I copied ryan97128 exactly on his set up except there was no need for the battery and I am not experienced enough to put in extra LEDs, so no cool blue hue. For how to break into an Ipod Shuffle, there was this instructable from technochicken which was most helpful.
To avoid redundance, I will assume that you will be able to follow ryan97128 on how to set up the circuit board from the controller and have the Ipod taken apart and ready to go.
Total cost for this project was about $40 for me, the only things I needed to buy were a used Ipod shuffle off eBay and a connector cable for it (you won't be able to use the included stand in my design).
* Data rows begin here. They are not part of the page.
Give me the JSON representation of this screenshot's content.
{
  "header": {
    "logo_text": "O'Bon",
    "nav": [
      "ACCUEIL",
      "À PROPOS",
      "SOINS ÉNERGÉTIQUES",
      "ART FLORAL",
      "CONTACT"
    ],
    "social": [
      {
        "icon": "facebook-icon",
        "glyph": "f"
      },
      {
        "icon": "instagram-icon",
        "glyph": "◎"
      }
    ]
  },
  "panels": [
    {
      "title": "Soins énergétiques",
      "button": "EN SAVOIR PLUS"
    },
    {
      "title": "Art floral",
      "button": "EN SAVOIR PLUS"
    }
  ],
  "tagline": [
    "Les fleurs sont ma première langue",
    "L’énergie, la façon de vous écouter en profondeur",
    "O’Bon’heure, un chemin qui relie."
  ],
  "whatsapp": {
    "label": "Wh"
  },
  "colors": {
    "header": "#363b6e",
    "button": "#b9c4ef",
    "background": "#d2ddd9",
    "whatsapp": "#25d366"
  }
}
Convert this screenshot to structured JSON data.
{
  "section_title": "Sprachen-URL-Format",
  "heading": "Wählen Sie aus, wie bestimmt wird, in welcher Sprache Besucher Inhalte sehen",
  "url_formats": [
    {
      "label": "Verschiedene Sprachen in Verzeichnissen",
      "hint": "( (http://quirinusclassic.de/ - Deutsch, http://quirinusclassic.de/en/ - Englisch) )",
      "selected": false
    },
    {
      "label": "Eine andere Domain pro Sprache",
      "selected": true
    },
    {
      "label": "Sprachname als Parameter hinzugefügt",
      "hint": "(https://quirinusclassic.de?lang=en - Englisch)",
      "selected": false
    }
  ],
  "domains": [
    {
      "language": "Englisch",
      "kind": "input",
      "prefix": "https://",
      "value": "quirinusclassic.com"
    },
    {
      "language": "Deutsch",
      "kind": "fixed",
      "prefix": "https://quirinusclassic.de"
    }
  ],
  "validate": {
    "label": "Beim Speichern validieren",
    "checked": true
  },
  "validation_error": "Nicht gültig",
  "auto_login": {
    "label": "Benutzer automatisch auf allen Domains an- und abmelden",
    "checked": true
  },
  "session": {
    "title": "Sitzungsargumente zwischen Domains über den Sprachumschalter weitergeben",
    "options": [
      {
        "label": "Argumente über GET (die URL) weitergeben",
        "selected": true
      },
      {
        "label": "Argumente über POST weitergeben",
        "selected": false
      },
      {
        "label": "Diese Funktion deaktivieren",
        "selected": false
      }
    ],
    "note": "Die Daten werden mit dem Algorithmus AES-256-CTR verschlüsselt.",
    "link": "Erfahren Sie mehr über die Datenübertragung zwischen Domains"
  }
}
Step 1: Materials
Original NES controller
used Ipod Shuffle, must be 2nd or 3rd gen (the more used the cheaper)
Ipod shuffle connector cable, not a stand (see picture)
hot glue gun
20W soldering iron and solder
swiss army knife (any multi-tool will do)
needle nose pliers
Step 2: Prep Ipod
Deftly remove the buttons by sliding a flat edge (like a small knife) underneath them and prying upwards. You are trying to preserve the two sides of the button which are very small circuit lines on either side of the button (see second picture).
Also, fold out the headphone port like it is in the second pic, it will make it easier to fit in the controller
Do not remove the metal covering around the buttons, this will help you not touch stuff.
Make sure the Ipod is switched to On and Shuffle before you remove the casing
Step 3: Prep Controller
-you will need five buttons, i used the d-pad and A-button, so prepare your circuit breaks appropriately
-I didn't pay much attention to neatness like ryan did, but this project wont be as crowded as his so it is not as important
-save the cord, it conveniently has 5 different colored wires that are useful for the next steps
-prepare the circuit tracks to be soldered to wires by removing their protective covering as described in ryans project
Besides the circuits, you don't need to remove much inside this controller, just a few obstacles on the front piece's inside face. I also prepared the cord hole to fit the headphone jack.
Hot glue the unused buttons down, not necessary, but I found this to be convenient.
Step 4: Lets Solder!
To attach them to the Ipod is a little more delicate:
-do not use a really hot soldering iron, I used a 20W and it should be plenty
-do not fry your Ipod by touching things other than the now stripped buttons
I found it easiest if I had a little blob of solder already on my wires, this kept me from getting solder all over a very tiny circuit. Attach one of each color wire to either side of its desired button, I tried to keep continuity with the d-pad for the outer buttons and A being play/pause.
Test each button after soldering.
I found it helpful to work from the bottom up on the Ipod
The second picture is horribly out of focus so I apologize. If you can, try and get the main idea of what I did, its not that different to what ryan did in his.
Step 5: Finish Up and Enjoy!
Test everything before you screw it together.
I glued the apple logo from the bottom of the Ipod sync and recharge stand purely for aesthetically pleasing reasons.